These signs were posted on billboards and in bus stops in response to ads by Preterm, the largest female health and abortion clinic in the state, which had signs with phrases like “abortion is sacred,” “abortion is a second chance,” “abortion is gender equality," "abortion is life saving" and “abortion is right for me.”
According to Preterm's director of development and communications, Nancy Starner, "We want to push people to think about abortion in new, diverse ways with these billboards," she stated in a press release. "We want the people in our community who have had abortions to know that they're not alone."
Great work to the Radiance Foundation @lifehaspurpose for putting up these powerful billboards in Ohio to spread the truth about abortion's harm to society.https://t.co/BhwECRgRUp pic.twitter.com/DZRESsDUgA— Lila Rose (@LilaGraceRose) February 5, 2018
The black and white billboards are the brainchild of Coalition of Life Cleveland and The Radiance Project, a faith-based anti-abortion group from Akron. This organization believes that abortion is a way of committing "black genocide", and has labeled the NAACP the “National Association for the Abortion of Colored People.”

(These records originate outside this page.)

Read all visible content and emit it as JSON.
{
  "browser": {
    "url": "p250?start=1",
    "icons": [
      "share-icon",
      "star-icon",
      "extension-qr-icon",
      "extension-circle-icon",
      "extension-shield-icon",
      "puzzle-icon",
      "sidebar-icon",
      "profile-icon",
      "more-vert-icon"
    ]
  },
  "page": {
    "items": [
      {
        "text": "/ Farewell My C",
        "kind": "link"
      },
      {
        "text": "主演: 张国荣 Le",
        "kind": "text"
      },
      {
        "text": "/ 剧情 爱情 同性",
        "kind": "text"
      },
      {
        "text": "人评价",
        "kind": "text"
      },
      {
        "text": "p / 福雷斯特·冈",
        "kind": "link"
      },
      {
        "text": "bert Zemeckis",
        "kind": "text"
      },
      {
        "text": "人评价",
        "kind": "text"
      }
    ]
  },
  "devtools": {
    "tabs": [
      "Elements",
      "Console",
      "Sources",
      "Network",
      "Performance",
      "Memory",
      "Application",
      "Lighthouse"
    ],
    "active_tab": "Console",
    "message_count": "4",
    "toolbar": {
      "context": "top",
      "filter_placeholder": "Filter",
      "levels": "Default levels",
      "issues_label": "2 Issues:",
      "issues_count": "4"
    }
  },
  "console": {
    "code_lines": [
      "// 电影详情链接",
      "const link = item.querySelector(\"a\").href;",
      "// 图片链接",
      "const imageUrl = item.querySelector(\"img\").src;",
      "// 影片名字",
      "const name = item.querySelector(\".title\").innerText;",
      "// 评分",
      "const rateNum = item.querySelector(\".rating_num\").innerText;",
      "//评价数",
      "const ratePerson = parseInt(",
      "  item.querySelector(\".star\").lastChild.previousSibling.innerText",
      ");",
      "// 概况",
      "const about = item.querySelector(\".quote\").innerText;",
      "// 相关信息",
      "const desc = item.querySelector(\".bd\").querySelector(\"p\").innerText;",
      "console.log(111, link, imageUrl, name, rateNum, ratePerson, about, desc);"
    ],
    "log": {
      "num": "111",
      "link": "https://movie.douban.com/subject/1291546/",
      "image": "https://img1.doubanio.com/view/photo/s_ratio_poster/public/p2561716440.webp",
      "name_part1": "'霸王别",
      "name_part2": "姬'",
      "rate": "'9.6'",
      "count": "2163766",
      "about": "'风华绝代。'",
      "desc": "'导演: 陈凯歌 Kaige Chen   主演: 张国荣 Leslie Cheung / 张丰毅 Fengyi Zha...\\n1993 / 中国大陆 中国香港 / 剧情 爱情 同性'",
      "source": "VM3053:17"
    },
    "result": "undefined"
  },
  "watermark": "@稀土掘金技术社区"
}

Ohio Department of Health, Cuyahoga County residents receiving abortions are overwhelmingly people of color. By putting the pro-choice billboards in black neighborhoods, is this a sign of systemic racism or is this a healthcare center catering to the communities that frequently utilize their services?
Preterm stated in their press release that they hope their billboards can change "the black-and-white rhetoric from both sides of the political debate" and "create spaces that promote sharing, active listening and understanding." When researching the battle of these billboards, there's an overwhelming amount of opinion pieces and editorials posted about how terrible Preterm's billboards are, but there isn't much published about The Radiance Project's billboards.
Is it true that people of color seek abortions at a higher rate than any other demographic? Yes. Is it also true that youth of color are at a disproportionately higher risk for negative sexual health outcomes? Also yes.
According to a study from the Advocates of Youth, research and resources must be directed toward addressing the underlying social forces at work in our communities.
"Social, economic, and cultural barriers limit the ability of many youth of color to receive accurate and adequate information on preventing HIV, STIs, and unintended pregnancy," the study said.
Washington University Law released a study regarding abstinence-only education that determined this sort of sexual education fails African-American youth. By focusing so heavily on the outcome of abortion, we are failing black communities by not remedying the lack of opportunities for safer sexual encounters with education or contraceptives, thereby preventing the need for an abortion in the first place.
In a survey conducted by the National Black Women's Reproductive Justice Agenda, it was determined that of the topics black women would most likely want covered in sexual education courses, 93 percent of women wanted more information on how to prevent unintended pregnancies by using birth control, 97 percent of women wanted information preventing sexual abuse and 95 percent of women wanted information preventing domestic violence.
While The Radiance Project is huge on encouraging women to be anti-abortion, Preterm also offers emotional support, counseling, and education in addition to safe access to abortion.
One in five Ohio women must travel more than 45 miles for abortion care, meaning some women must travel more than 180 miles round-trip to receive an abortion due to Ohio's law requiring two separate appointments for abortion treatment. Given that one in three women will have an abortion by the time they're 45, it's a frightening realization of how many women are denied safe health resources simply due to accessibility.
Currently, 93 percent of Ohio counties have no access to clinics that provide abortions. It's easy to declare that abortion is "systemic racism," in how it impacts black communities, but it's also important to note that Ohio's current abortion legislation disproportionately impacts rural women's access to safe and healthy abortions. The demographic of rural areas tend to be more caucasian, so the numbers are going to skew higher in densely populated areas.
When it comes to abortion, there are no easy answers or decisions that can be made that will satisfy everyone. However, the simplified phrasing used on The Radiance Project billboards are misleading at best, and perpetuating dangerous rhetoric at worst.